Giovanni Battista Ferrandini: Sacred Cantatas
Two new recordings present music by a composer whose music you may have heard, but whose name you might not know. That composer? Giovanni Battista Ferrandini, and the music that might seem familiar is the cantata Il pianto di Maria Vergine, a sacred work previously attributed to Handel. The Lamentation of the Virgin Mary as she watches her son die contain incredibly sad texts, tinged with accusatory bitterness. The words of Mary in one aria translate “If I were made Mother of a God to see a God die, forgive me, Eternal Father, your grace is great torment.” Another text depicts Mary, immobilized by grief, alive only enough to feel the dreadful enormity of suffering. In one of the dramatic recitatives, Mary, bewildered, shakes her fist at God—have you abandoned your son? She reproaches the angels—can’t you hear him crying? And in bewilderment, calls out to the Holy Spirit… you at least could comfort him!
The piece was for a long time attributed to Handel, and can still be found under the catalogue number, HWV 234. And an anonymous manuscript dating from the early 18th century does have Handel’s name on it, but an older copy, bound together with another sacred cantata, has since been discovered bearing Ferrandini’s name in a personal collection in Bologna. That discovery seems to put the work solidly in Ferradini’s court, and its under this composers name that the piece appears on this 2014 fra bernardo release.
Even more of Ferrandini’s compositions can be found in the Maria Antonia archive in Dresden. It’s where a different Passion cantata O spettaculo pur troppo funesto is held, this time, dramatizing the dialogue of Jesus and the thief on the cross next to him, who, has found in the end, redemption after all. What’s so interesting about this cantata is its instrumentation for soprano accompanied by organ, lute and viols.

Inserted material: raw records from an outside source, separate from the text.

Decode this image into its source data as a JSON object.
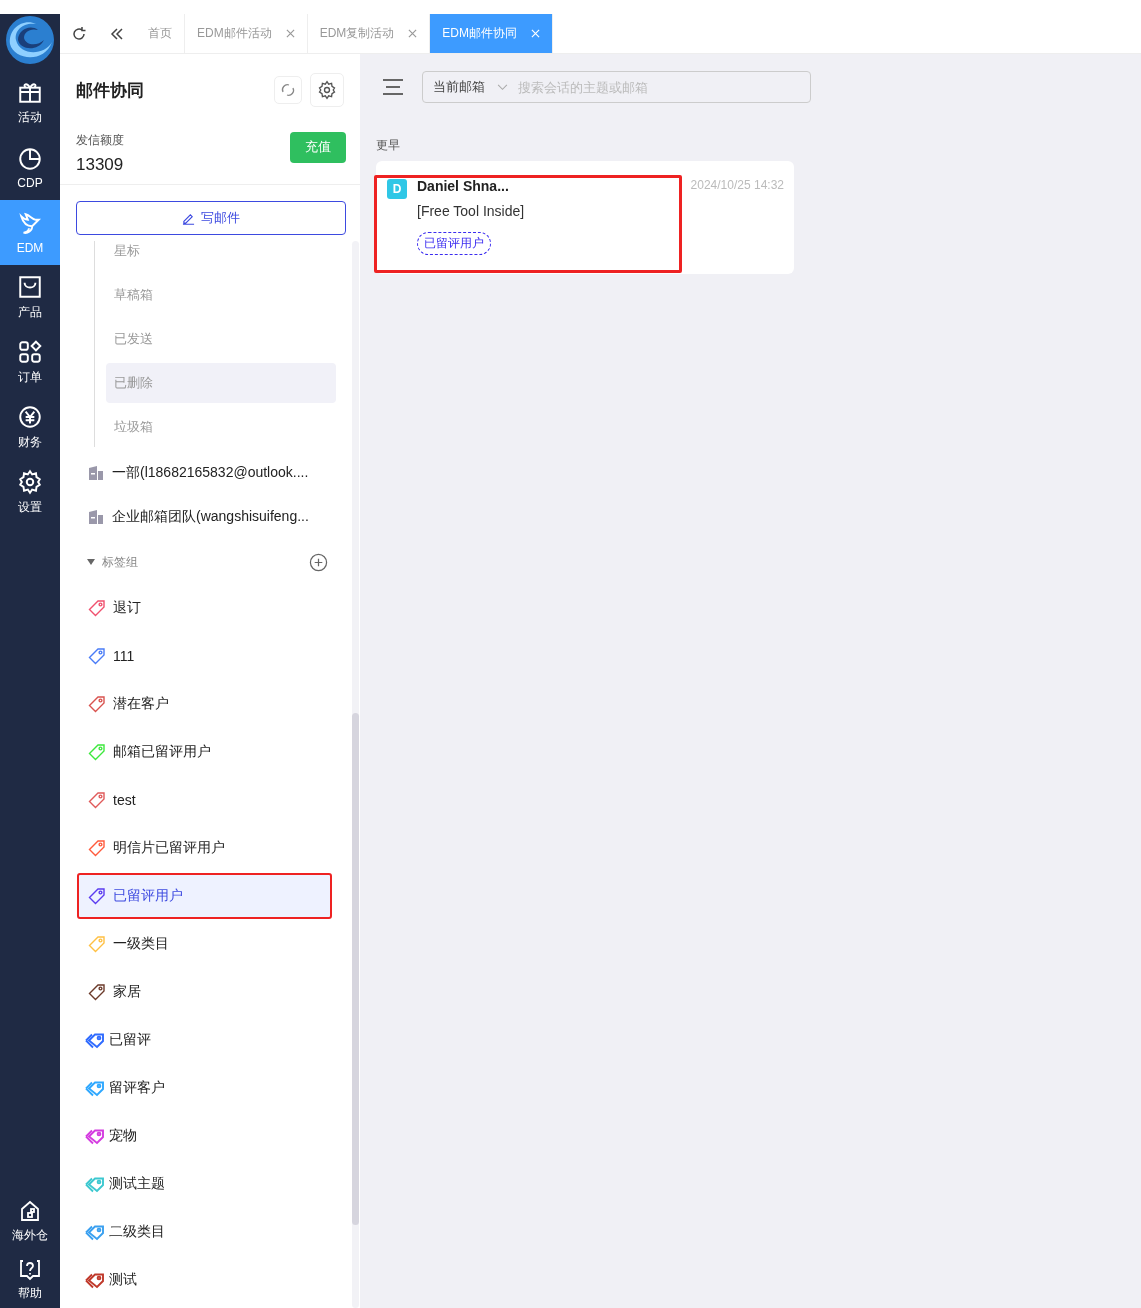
{
  "nav": {
    "items": [
      {
        "label": "活动",
        "selected": false
      },
      {
        "label": "CDP",
        "selected": false
      },
      {
        "label": "EDM",
        "selected": true
      },
      {
        "label": "产品",
        "selected": false
      },
      {
        "label": "订单",
        "selected": false
      },
      {
        "label": "财务",
        "selected": false
      },
      {
        "label": "设置",
        "selected": false
      }
    ],
    "bottom_items": [
      {
        "label": "海外仓",
        "selected": false
      },
      {
        "label": "帮助",
        "selected": false
      }
    ]
  },
  "tabs": [
    {
      "label": "首页",
      "selected": false,
      "closable": false
    },
    {
      "label": "EDM邮件活动",
      "selected": false,
      "closable": true
    },
    {
      "label": "EDM复制活动",
      "selected": false,
      "closable": true
    },
    {
      "label": "EDM邮件协同",
      "selected": true,
      "closable": true
    }
  ],
  "panel": {
    "title": "邮件协同",
    "quota_label": "发信额度",
    "quota_value": "13309",
    "recharge_button": "充值",
    "compose_button": "写邮件",
    "folders": [
      {
        "label": "星标",
        "selected": false
      },
      {
        "label": "草稿箱",
        "selected": false
      },
      {
        "label": "已发送",
        "selected": false
      },
      {
        "label": "已删除",
        "selected": true
      },
      {
        "label": "垃圾箱",
        "selected": false
      }
    ],
    "accounts": [
      {
        "label": "一部(l18682165832@outlook...."
      },
      {
        "label": "企业邮箱团队(wangshisuifeng..."
      }
    ],
    "tag_group": {
      "label": "标签组",
      "expanded": true
    },
    "tags": [
      {
        "label": "退订",
        "kind": "single",
        "color": "#f0506e",
        "selected": false,
        "annotated": false
      },
      {
        "label": "111",
        "kind": "single",
        "color": "#4a7cf7",
        "selected": false,
        "annotated": false
      },
      {
        "label": "潜在客户",
        "kind": "single",
        "color": "#d9534f",
        "selected": false,
        "annotated": false
      },
      {
        "label": "邮箱已留评用户",
        "kind": "single",
        "color": "#3de83d",
        "selected": false,
        "annotated": false
      },
      {
        "label": "test",
        "kind": "single",
        "color": "#e05a5a",
        "selected": false,
        "annotated": false
      },
      {
        "label": "明信片已留评用户",
        "kind": "single",
        "color": "#ff5a3c",
        "selected": false,
        "annotated": false
      },
      {
        "label": "已留评用户",
        "kind": "single",
        "color": "#5b3cf0",
        "selected": true,
        "annotated": true
      },
      {
        "label": "一级类目",
        "kind": "single",
        "color": "#ffc043",
        "selected": false,
        "annotated": false
      },
      {
        "label": "家居",
        "kind": "single",
        "color": "#6b3a2a",
        "selected": false,
        "annotated": false
      },
      {
        "label": "已留评",
        "kind": "double",
        "color": "#2f6bff",
        "selected": false,
        "annotated": false
      },
      {
        "label": "留评客户",
        "kind": "double",
        "color": "#2fa8ff",
        "selected": false,
        "annotated": false
      },
      {
        "label": "宠物",
        "kind": "double",
        "color": "#d43ce0",
        "selected": false,
        "annotated": false
      },
      {
        "label": "测试主题",
        "kind": "double",
        "color": "#3cc8d0",
        "selected": false,
        "annotated": false
      },
      {
        "label": "二级类目",
        "kind": "double",
        "color": "#3aa0f0",
        "selected": false,
        "annotated": false
      },
      {
        "label": "测试",
        "kind": "double",
        "color": "#c0392b",
        "selected": false,
        "annotated": false
      }
    ]
  },
  "mail_list": {
    "mailbox_select": "当前邮箱",
    "search": {
      "placeholder": "搜索会话的主题或邮箱"
    },
    "group_label": "更早",
    "mails": [
      {
        "avatar": "D",
        "sender": "Daniel Shna...",
        "subject": "[Free Tool Inside]",
        "tag": "已留评用户",
        "date": "2024/10/25 14:32",
        "annotated": true
      }
    ]
  }
}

It’s perhaps an unexpected sound for a gallant-leaning Italian composer writing in the early to mid-18th century (though lutes and viols are certainly not completely outside the realm of possibility…) Getting a grasp on Ferrandini’s distinctive musical language and style is easier when you know that the Italian Ferrandini spent much of his life working abroad in Germany, where there was in fact, a continuing tradition of viol playing. Ferrandini moved to Munich when he was barely a teenager—there he played oboe in the service of Duke Ferdinand. By the age of 18, he had written his first opera and in his 20’s, Ferrandini became a court composer, and later director of chamber music for Elector Karl Albrecht. Ferrandini also taught singing and composition to the Elector’s daughter, Princess Maria Antonia. When she married and moved to Dresden in 1747, the Princess likely took Ferrandini’s compositions with her.
Secular Cantatas and Orchestral Music
More of Ferrandini’s music is collected on a 2014 Accent release featuring Olivia Vermeulen and the orchestra, Harmonie Universelle that presents three secular cantatas from a manuscript volume of Ferrandini’s ‘Cantate con Istromenti’ that has been preserved in the Dresden State Library.
A typical long Ferrandini slow movement, lasting over 10 minutes, recalls some of the Il pianto di Maria Vergine arias from the previous recording. The lament here though, is that of a poor sunflower, whose grief stems from her lack of scent—a “wretched plant”—though constant, unlike the jasmine, or the lily, or the rose.
The texts of these secular cantatas from Dresden are interesting. Remember Ferrandini’s student Maria Antonia? We know for sure that the text of at least one of the cantatas in the set, was actually written by the princess…We learn from the extensive booklet notes included with this CD, that the text of cantata 4 beginning “Dell’idol mio traffitto…” exists in a Dresden collection of Maria Antonia’s poems with the reference “cantata a voce sola: La musica e del Signor Ferandini”
Besides the cantatas, this CD by Harmonie Universelle, also provides a taste of Ferrandini’s orchestral music, including the Sinfonia in B flat major.